▶ _TASK REQUIREMENTS_
Whenever a line below holds the word "updated", copy that line.

[Dataset rows describing interfaces]
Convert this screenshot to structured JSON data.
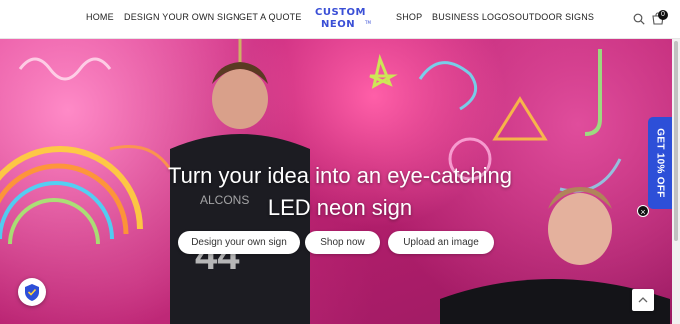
{
  "nav": {
    "left": [
      "HOME",
      "DESIGN YOUR OWN SIGN",
      "GET A QUOTE"
    ],
    "right": [
      "SHOP",
      "BUSINESS LOGOS",
      "OUTDOOR SIGNS"
    ]
  },
  "logo": {
    "line1": "CUSTOM",
    "line2": "NEON",
    "tm": "TM"
  },
  "cart": {
    "count": "0"
  },
  "hero": {
    "headline_line1": "Turn your idea into an eye-catching",
    "headline_line2": "LED neon sign",
    "buttons": [
      "Design your own sign",
      "Shop now",
      "Upload an image"
    ]
  },
  "offer_tab": {
    "label": "GET 10% OFF",
    "close": "×"
  },
  "colors": {
    "brand_blue": "#3a4fd6",
    "offer_blue": "#2d4fd8",
    "hero_pink": "#d8358c"
  },
  "icons": [
    "search-icon",
    "cart-icon",
    "close-icon",
    "shield-badge-icon",
    "chevron-up-icon"
  ]
}
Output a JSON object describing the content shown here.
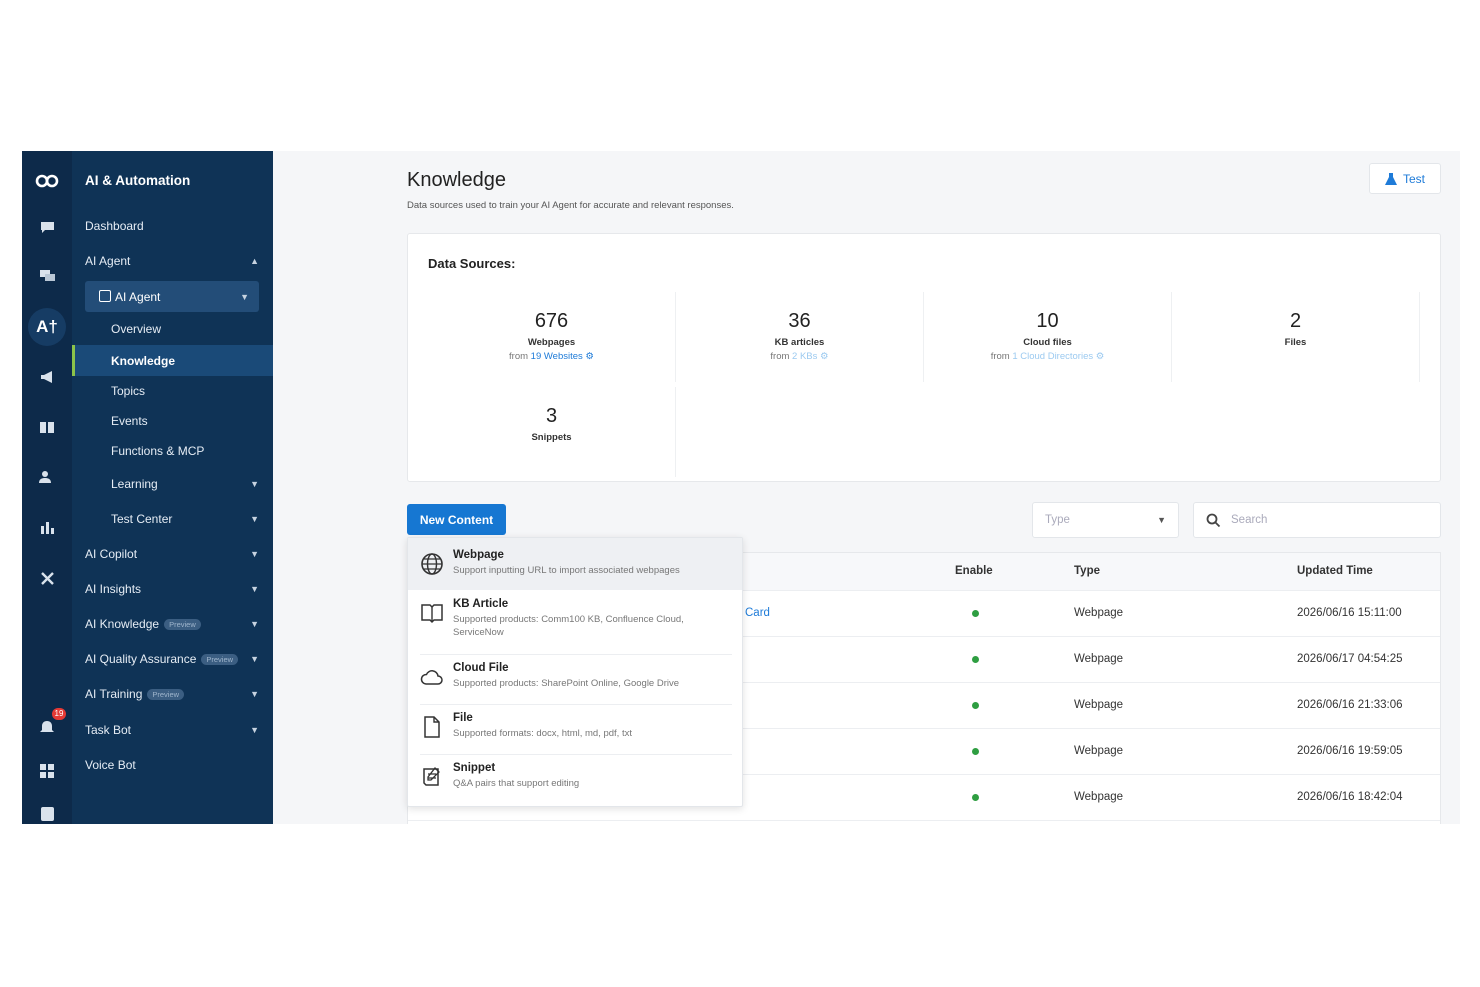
{
  "sidebar": {
    "title": "AI & Automation",
    "agent_select": "AI Agent",
    "notification_count": "19",
    "items": {
      "dashboard": "Dashboard",
      "ai_agent": "AI Agent",
      "overview": "Overview",
      "knowledge": "Knowledge",
      "topics": "Topics",
      "events": "Events",
      "functions": "Functions & MCP",
      "learning": "Learning",
      "test_center": "Test Center",
      "ai_copilot": "AI Copilot",
      "ai_insights": "AI Insights",
      "ai_knowledge": "AI Knowledge",
      "ai_quality": "AI Quality Assurance",
      "ai_training": "AI Training",
      "task_bot": "Task Bot",
      "voice_bot": "Voice Bot"
    },
    "preview_badge": "Preview"
  },
  "header": {
    "title": "Knowledge",
    "subtitle": "Data sources used to train your AI Agent for accurate and relevant responses.",
    "test_label": "Test"
  },
  "data_sources": {
    "title": "Data Sources:",
    "webpages": {
      "count": "676",
      "label": "Webpages",
      "from": "from ",
      "link": "19 Websites"
    },
    "kb_articles": {
      "count": "36",
      "label": "KB articles",
      "from": "from ",
      "link": "2 KBs"
    },
    "cloud_files": {
      "count": "10",
      "label": "Cloud files",
      "from": "from ",
      "link": "1 Cloud Directories"
    },
    "files": {
      "count": "2",
      "label": "Files"
    },
    "snippets": {
      "count": "3",
      "label": "Snippets"
    }
  },
  "toolbar": {
    "new_content": "New Content",
    "type_placeholder": "Type",
    "search_placeholder": "Search"
  },
  "table": {
    "headers": {
      "enable": "Enable",
      "type": "Type",
      "updated": "Updated Time"
    },
    "rows": [
      {
        "name_fragment": "Card",
        "type": "Webpage",
        "updated": "2026/06/16 15:11:00"
      },
      {
        "name_fragment": "",
        "type": "Webpage",
        "updated": "2026/06/17 04:54:25"
      },
      {
        "name_fragment": "",
        "type": "Webpage",
        "updated": "2026/06/16 21:33:06"
      },
      {
        "name_fragment": "",
        "type": "Webpage",
        "updated": "2026/06/16 19:59:05"
      },
      {
        "name_fragment": "",
        "type": "Webpage",
        "updated": "2026/06/16 18:42:04"
      }
    ]
  },
  "menu": {
    "webpage": {
      "title": "Webpage",
      "desc": "Support inputting URL to import associated webpages"
    },
    "kb_article": {
      "title": "KB Article",
      "desc": "Supported products: Comm100 KB, Confluence Cloud, ServiceNow"
    },
    "cloud_file": {
      "title": "Cloud File",
      "desc": "Supported products: SharePoint Online, Google Drive"
    },
    "file": {
      "title": "File",
      "desc": "Supported formats: docx, html, md, pdf, txt"
    },
    "snippet": {
      "title": "Snippet",
      "desc": "Q&A pairs that support editing"
    }
  },
  "colors": {
    "rail": "#0d2a4a",
    "sidebar": "#0f3356",
    "accent": "#1677d2",
    "active_indicator": "#8bc34a",
    "enabled_dot": "#2e9e41"
  }
}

▶ _RESPONSE TO THIS EXERCISE_
      "updated": "Updated Time"
        "updated": "2026/06/16 15:11:00"
        "updated": "2026/06/17 04:54:25"
        "updated": "2026/06/16 21:33:06"
        "updated": "2026/06/16 19:59:05"
        "updated": "2026/06/16 18:42:04"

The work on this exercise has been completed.